Start of Data shown
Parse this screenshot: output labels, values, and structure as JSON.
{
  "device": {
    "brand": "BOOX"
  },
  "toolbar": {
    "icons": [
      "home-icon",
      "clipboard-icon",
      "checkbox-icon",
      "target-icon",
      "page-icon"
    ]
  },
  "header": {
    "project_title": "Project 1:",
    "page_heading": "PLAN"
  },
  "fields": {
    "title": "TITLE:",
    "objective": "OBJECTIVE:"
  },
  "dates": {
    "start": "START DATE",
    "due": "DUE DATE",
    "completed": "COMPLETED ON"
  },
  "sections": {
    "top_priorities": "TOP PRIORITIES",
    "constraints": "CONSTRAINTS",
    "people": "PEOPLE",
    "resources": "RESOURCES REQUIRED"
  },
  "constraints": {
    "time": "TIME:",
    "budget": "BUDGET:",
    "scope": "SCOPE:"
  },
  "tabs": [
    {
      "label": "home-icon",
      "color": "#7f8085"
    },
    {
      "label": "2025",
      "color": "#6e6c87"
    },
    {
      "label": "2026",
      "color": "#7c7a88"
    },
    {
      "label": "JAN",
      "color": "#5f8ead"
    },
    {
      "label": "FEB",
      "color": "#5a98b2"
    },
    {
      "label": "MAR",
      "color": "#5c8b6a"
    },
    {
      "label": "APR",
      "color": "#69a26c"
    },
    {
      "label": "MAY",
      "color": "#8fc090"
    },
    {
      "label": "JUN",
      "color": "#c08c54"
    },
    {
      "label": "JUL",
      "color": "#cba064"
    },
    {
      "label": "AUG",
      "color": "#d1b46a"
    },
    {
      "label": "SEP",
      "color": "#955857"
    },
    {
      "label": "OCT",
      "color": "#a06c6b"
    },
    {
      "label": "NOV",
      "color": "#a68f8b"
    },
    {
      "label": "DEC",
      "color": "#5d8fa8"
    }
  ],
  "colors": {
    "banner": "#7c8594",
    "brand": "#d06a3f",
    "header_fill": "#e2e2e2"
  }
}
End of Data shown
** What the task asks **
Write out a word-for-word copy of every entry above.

** Result of this exercise **
Parse this screenshot: output labels, values, and structure as JSON.
{
  "device": {
    "brand": "BOOX"
  },
  "toolbar": {
    "icons": [
      "home-icon",
      "clipboard-icon",
      "checkbox-icon",
      "target-icon",
      "page-icon"
    ]
  },
  "header": {
    "project_title": "Project 1:",
    "page_heading": "PLAN"
  },
  "fields": {
    "title": "TITLE:",
    "objective": "OBJECTIVE:"
  },
  "dates": {
    "start": "START DATE",
    "due": "DUE DATE",
    "completed": "COMPLETED ON"
  },
  "sections": {
    "top_priorities": "TOP PRIORITIES",
    "constraints": "CONSTRAINTS",
    "people": "PEOPLE",
    "resources": "RESOURCES REQUIRED"
  },
  "constraints": {
    "time": "TIME:",
    "budget": "BUDGET:",
    "scope": "SCOPE:"
  },
  "tabs": [
    {
      "label": "home-icon",
      "color": "#7f8085"
    },
    {
      "label": "2025",
      "color": "#6e6c87"
    },
    {
      "label": "2026",
      "color": "#7c7a88"
    },
    {
      "label": "JAN",
      "color": "#5f8ead"
    },
    {
      "label": "FEB",
      "color": "#5a98b2"
    },
    {
      "label": "MAR",
      "color": "#5c8b6a"
    },
    {
      "label": "APR",
      "color": "#69a26c"
    },
    {
      "label": "MAY",
      "color": "#8fc090"
    },
    {
      "label": "JUN",
      "color": "#c08c54"
    },
    {
      "label": "JUL",
      "color": "#cba064"
    },
    {
      "label": "AUG",
      "color": "#d1b46a"
    },
    {
      "label": "SEP",
      "color": "#955857"
    },
    {
      "label": "OCT",
      "color": "#a06c6b"
    },
    {
      "label": "NOV",
      "color": "#a68f8b"
    },
    {
      "label": "DEC",
      "color": "#5d8fa8"
    }
  ],
  "colors": {
    "banner": "#7c8594",
    "brand": "#d06a3f",
    "header_fill": "#e2e2e2"
  }
}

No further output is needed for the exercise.